# What the task asks:
Looking through the records below, please work out how many lines contain "Passwort". Give only that number.

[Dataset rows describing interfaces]
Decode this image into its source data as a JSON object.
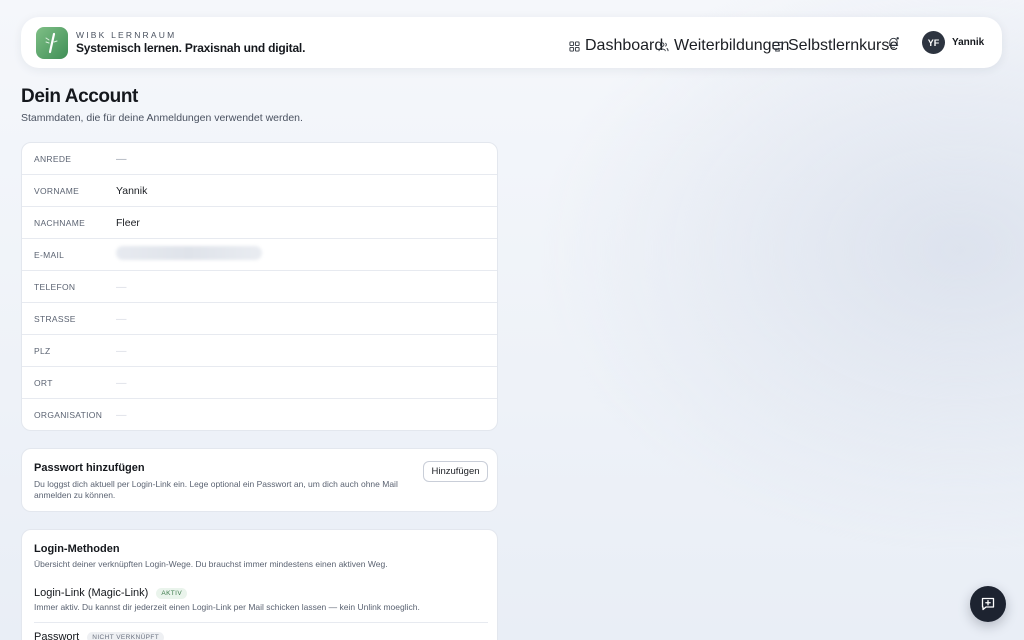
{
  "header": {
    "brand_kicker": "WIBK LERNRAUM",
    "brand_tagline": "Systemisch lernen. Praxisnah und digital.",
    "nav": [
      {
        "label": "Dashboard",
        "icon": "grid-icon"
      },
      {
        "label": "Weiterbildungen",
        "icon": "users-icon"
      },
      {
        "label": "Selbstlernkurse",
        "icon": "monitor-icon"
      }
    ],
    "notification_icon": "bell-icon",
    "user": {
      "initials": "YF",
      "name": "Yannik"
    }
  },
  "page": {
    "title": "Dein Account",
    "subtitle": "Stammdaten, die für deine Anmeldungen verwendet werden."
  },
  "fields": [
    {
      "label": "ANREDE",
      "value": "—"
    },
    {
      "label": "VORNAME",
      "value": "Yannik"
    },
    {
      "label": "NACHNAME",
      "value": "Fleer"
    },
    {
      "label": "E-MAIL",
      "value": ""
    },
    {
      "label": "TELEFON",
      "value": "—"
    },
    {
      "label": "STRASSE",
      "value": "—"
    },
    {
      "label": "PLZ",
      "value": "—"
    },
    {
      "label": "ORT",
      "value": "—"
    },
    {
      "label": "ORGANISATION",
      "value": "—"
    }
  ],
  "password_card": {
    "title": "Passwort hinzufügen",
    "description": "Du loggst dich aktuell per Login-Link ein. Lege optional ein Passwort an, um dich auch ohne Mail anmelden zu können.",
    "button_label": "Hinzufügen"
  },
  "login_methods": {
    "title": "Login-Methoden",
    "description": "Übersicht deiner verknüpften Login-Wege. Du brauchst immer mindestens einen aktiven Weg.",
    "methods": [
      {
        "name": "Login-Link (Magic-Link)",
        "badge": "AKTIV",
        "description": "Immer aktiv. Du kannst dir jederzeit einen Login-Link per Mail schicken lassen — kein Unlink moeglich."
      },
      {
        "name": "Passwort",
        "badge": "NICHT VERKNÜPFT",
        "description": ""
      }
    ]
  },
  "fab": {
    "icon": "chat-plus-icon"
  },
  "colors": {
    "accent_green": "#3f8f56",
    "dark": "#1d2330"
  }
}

# Reply:
3